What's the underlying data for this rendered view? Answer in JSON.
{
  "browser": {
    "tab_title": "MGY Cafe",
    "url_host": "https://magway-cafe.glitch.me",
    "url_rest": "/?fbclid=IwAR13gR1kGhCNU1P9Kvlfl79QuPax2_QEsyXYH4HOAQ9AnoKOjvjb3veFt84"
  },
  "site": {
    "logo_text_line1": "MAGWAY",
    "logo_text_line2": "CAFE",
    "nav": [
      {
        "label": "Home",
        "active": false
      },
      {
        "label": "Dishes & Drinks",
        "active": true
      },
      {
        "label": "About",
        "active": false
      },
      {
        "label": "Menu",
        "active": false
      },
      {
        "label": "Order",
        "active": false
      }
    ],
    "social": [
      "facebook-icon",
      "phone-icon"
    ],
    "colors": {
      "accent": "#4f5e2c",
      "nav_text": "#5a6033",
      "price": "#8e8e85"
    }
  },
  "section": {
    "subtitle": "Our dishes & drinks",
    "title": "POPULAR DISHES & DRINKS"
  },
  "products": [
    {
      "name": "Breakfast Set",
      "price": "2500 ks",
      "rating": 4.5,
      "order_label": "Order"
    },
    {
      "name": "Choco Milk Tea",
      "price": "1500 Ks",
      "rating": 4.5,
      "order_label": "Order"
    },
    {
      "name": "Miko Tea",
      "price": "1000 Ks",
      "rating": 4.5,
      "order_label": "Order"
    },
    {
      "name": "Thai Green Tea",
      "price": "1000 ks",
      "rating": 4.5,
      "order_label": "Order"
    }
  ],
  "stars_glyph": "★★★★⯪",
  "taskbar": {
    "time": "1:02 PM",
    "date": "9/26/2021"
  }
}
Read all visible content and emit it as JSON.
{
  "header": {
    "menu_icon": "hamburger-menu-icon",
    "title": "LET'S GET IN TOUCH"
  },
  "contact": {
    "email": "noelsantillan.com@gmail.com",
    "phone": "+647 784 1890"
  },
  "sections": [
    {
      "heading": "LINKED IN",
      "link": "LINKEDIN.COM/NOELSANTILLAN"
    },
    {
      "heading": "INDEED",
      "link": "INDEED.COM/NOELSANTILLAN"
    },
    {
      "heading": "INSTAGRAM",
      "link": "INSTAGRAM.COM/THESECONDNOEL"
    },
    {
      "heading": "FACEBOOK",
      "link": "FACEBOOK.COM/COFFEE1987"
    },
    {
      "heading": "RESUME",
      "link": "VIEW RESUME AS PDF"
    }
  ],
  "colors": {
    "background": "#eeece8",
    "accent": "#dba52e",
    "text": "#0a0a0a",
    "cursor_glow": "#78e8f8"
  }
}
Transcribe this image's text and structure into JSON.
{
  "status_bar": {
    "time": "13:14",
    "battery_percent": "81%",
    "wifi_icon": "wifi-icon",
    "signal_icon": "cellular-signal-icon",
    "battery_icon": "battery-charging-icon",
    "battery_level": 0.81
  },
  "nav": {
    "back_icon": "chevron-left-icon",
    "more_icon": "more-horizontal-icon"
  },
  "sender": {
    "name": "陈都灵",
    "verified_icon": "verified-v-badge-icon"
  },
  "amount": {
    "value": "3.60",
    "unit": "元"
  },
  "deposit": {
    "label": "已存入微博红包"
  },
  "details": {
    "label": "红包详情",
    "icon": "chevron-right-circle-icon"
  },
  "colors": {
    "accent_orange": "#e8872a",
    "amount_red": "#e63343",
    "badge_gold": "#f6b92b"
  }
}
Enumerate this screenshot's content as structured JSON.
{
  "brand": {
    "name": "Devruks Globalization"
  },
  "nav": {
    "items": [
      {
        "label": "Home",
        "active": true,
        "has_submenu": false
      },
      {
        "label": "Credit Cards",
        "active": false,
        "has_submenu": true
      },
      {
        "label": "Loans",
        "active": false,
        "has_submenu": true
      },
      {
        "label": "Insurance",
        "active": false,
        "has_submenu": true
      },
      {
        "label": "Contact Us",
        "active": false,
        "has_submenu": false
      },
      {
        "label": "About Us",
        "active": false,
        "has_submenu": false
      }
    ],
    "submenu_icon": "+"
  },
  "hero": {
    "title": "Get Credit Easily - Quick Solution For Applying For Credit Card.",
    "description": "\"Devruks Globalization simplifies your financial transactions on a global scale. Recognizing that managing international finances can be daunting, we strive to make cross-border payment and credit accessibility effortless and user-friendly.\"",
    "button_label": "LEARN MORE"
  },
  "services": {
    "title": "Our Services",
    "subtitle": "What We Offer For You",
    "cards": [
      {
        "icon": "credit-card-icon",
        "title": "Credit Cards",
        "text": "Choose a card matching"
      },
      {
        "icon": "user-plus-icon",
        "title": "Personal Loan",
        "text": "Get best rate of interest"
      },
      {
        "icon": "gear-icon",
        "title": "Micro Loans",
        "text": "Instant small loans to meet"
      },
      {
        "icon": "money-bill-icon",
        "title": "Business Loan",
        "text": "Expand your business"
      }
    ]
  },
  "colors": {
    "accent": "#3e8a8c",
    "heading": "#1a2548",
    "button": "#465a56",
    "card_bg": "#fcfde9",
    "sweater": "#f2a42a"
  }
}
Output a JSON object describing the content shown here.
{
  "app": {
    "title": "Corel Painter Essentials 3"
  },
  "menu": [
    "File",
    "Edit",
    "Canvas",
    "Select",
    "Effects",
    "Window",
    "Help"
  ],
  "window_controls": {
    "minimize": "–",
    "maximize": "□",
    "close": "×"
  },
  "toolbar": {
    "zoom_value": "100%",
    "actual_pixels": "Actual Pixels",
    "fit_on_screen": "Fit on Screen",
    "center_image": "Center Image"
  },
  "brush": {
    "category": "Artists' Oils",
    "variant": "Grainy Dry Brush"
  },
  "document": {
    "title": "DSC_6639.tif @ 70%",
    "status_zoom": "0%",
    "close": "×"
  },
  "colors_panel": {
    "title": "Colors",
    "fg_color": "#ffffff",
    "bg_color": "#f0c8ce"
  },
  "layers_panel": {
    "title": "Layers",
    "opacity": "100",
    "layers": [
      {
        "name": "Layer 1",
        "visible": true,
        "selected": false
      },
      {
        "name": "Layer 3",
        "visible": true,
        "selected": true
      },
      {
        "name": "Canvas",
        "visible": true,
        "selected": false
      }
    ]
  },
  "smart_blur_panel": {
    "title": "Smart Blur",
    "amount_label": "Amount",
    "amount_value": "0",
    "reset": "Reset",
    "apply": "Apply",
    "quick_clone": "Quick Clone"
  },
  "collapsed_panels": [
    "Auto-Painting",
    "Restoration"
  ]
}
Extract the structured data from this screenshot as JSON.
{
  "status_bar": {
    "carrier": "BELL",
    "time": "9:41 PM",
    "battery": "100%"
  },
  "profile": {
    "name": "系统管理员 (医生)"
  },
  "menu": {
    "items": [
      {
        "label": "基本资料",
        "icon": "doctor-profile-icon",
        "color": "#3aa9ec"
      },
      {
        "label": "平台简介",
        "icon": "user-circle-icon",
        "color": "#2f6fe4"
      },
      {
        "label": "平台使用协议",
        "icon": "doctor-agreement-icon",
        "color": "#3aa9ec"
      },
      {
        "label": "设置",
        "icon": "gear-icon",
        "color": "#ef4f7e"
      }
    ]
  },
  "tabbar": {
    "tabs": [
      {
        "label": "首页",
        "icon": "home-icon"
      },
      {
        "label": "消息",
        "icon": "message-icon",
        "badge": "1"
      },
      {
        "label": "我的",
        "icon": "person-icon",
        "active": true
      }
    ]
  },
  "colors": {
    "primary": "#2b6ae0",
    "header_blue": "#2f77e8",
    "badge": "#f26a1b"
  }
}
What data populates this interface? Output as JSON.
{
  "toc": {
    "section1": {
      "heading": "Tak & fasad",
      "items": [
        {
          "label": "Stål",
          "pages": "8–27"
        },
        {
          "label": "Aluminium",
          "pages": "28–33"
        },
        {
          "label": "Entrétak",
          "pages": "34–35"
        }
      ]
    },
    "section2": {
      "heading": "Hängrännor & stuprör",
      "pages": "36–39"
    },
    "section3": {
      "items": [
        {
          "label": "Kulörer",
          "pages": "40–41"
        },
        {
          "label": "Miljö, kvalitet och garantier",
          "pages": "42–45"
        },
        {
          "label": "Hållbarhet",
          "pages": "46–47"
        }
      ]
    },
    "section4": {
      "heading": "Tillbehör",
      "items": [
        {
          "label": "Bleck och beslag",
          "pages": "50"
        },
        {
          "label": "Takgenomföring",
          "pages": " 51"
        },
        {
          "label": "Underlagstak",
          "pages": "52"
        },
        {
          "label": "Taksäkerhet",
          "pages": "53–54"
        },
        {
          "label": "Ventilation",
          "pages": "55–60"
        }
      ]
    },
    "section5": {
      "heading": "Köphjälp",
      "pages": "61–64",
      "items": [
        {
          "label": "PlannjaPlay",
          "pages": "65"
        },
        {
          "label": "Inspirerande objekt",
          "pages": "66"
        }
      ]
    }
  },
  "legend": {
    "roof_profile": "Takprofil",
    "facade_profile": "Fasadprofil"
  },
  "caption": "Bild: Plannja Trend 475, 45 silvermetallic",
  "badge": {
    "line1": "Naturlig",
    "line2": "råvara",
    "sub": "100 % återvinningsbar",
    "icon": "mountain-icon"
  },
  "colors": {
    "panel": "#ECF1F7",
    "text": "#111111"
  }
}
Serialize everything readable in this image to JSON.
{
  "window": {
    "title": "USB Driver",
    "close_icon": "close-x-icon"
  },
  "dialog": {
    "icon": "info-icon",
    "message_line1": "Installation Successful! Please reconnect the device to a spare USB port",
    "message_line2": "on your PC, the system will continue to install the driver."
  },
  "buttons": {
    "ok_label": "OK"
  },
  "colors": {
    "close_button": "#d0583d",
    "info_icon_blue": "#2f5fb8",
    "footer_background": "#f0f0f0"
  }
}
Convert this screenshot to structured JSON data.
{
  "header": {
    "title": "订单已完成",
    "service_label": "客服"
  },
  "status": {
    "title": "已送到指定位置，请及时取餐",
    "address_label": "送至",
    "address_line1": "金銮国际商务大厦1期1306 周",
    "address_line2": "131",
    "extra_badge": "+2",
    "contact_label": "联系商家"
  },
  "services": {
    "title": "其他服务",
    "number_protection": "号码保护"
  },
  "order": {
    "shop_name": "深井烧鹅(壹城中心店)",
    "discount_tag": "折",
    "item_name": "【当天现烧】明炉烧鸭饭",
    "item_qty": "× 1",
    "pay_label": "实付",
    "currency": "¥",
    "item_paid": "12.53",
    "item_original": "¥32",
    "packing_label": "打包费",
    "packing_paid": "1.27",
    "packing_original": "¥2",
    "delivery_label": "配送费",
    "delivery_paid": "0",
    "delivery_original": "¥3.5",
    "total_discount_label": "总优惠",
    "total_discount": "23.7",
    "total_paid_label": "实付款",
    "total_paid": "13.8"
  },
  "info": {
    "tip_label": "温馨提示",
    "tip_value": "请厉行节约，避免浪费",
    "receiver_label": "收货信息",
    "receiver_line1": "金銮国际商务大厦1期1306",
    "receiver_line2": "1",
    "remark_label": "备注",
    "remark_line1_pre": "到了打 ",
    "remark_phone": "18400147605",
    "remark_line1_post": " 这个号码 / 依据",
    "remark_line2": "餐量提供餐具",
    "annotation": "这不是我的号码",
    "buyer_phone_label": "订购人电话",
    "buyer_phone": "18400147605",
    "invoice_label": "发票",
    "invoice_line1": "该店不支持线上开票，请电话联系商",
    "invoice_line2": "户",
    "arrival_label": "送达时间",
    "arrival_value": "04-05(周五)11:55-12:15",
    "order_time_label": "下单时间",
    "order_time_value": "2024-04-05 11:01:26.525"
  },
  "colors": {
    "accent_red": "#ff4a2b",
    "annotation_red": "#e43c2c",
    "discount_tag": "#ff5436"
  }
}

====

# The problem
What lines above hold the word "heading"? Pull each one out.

# Problem solution
      "heading": "LINKED IN",
      "heading": "INDEED",
      "heading": "INSTAGRAM",
      "heading": "FACEBOOK",
      "heading": "RESUME",
    "heading": "#1a2548",
      "heading": "Tak & fasad",
      "heading": "Hängrännor & stuprör",
      "heading": "Tillbehör",
      "heading": "Köphjälp",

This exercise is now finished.